• An explanation of whether Daqduq has been notified of the U.S. charges against him;
• A description of which components in the Administration have been, currently are, or expect to be involved in the Daqduq matter;
• A description of efforts to have Daqduq transferred into U.S. custody after he was charged, including whether any formal extradition request was made to the Iraqi government;
• A description of any conditions (such as transfer to a civilian court) required by the Iraqi government for extraditing Daqduq and the U.S. response to those conditions;
• An explanation of where Daqduq is expected to be held, if he were transferred into U.S. custody;
• A description of charges against Daqduq from any other country of which the Administration is aware;
• A description of whether and how the Administration assisted in Daqduq’s prosecution by the Iraqi government;
• An explanation of why briefers from the Administration failed to indicate that criminal charges were prepared but not presented to a military commission prior to turning Daqduq over to the Iraqi government.
• An assessment of why the Iraqi prosecution of Daqduq failed, including any problems with the Iraqi court’s willingness or capability to consider valid evidence provided by the United States, such as forensic evidence and statements made while in U.S. custody;

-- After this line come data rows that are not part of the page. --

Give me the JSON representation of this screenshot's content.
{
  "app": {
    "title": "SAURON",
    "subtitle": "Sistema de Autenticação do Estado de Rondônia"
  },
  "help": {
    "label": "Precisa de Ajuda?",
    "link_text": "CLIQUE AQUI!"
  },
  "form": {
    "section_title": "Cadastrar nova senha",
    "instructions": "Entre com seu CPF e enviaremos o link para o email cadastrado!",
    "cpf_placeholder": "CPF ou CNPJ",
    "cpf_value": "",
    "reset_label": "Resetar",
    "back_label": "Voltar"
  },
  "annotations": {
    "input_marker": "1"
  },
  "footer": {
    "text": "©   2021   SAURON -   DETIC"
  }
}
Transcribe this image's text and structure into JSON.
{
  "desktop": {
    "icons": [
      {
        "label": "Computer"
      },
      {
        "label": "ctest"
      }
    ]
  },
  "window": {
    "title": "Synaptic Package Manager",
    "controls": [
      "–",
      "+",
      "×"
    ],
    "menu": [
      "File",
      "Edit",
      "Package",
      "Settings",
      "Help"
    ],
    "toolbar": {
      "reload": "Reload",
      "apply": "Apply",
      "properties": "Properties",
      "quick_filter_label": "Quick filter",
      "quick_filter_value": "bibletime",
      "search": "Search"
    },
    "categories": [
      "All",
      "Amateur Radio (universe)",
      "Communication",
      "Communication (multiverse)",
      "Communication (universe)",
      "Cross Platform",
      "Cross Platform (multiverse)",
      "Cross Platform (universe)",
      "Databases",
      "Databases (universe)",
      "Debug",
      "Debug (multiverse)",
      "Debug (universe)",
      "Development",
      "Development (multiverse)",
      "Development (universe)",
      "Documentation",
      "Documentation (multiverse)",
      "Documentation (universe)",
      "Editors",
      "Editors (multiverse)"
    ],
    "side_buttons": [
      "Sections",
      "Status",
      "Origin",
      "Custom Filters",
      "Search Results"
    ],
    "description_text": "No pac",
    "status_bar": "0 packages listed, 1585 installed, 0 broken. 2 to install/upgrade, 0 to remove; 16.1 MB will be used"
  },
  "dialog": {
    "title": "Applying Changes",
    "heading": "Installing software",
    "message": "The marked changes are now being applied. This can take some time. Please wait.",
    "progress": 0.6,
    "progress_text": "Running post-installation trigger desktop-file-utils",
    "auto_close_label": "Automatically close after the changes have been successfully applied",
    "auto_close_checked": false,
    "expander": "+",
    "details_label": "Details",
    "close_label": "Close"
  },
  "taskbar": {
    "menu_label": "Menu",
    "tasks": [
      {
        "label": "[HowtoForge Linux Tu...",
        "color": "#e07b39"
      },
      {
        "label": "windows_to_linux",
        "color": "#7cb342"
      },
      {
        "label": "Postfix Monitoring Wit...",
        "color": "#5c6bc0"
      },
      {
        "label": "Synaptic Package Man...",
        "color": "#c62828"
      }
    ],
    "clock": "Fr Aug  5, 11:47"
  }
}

• A description of options the Administration is considering for next steps in the handling of Daqduq’s case; and,
• A description of Administration discussions with the Iraqi government about next steps in the handling of Daqduq’s case.
Given the serious consequences that could result from Daqduq’s release from Iraqi custody and the important issues raised regarding future decisions to turn over detainees to foreign governments, we appreciate your response no later than May 25, 2012.